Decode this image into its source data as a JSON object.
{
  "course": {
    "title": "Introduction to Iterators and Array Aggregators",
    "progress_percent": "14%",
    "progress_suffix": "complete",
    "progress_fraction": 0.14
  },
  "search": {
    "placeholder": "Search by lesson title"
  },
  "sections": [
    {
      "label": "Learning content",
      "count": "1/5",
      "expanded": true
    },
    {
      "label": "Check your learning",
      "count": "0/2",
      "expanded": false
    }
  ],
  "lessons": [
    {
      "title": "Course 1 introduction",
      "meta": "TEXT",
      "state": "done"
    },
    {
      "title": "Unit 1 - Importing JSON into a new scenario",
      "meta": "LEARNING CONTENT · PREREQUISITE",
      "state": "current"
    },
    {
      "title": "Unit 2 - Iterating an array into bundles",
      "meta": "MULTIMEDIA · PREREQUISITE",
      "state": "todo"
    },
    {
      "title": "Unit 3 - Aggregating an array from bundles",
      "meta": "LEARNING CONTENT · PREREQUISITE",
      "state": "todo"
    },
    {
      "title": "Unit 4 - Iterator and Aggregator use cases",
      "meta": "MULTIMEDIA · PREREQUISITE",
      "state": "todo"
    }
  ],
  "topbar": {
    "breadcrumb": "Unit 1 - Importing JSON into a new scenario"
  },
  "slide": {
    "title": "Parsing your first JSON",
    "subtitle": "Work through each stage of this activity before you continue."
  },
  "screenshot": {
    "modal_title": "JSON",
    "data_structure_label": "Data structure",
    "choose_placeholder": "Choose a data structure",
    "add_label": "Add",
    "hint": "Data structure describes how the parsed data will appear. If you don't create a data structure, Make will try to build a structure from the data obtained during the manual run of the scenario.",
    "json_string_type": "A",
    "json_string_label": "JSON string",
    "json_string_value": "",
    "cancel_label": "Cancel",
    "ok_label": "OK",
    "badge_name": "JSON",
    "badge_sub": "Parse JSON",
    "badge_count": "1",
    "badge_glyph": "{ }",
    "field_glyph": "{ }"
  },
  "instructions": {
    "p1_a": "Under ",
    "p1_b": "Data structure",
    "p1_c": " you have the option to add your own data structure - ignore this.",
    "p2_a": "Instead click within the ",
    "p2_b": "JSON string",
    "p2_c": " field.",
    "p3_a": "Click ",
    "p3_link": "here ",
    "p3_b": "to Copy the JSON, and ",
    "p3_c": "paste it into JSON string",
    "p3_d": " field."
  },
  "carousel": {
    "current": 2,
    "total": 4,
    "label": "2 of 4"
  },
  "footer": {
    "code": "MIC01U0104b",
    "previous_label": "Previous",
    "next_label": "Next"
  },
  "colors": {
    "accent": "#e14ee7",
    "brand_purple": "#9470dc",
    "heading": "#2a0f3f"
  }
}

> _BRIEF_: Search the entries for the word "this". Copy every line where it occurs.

> _ANSWER SPACE_:
Decode this image into its source data as a JSON object.
    "subtitle": "Work through each stage of this activity before you continue."
    "p1_c": " you have the option to add your own data structure - ignore this.",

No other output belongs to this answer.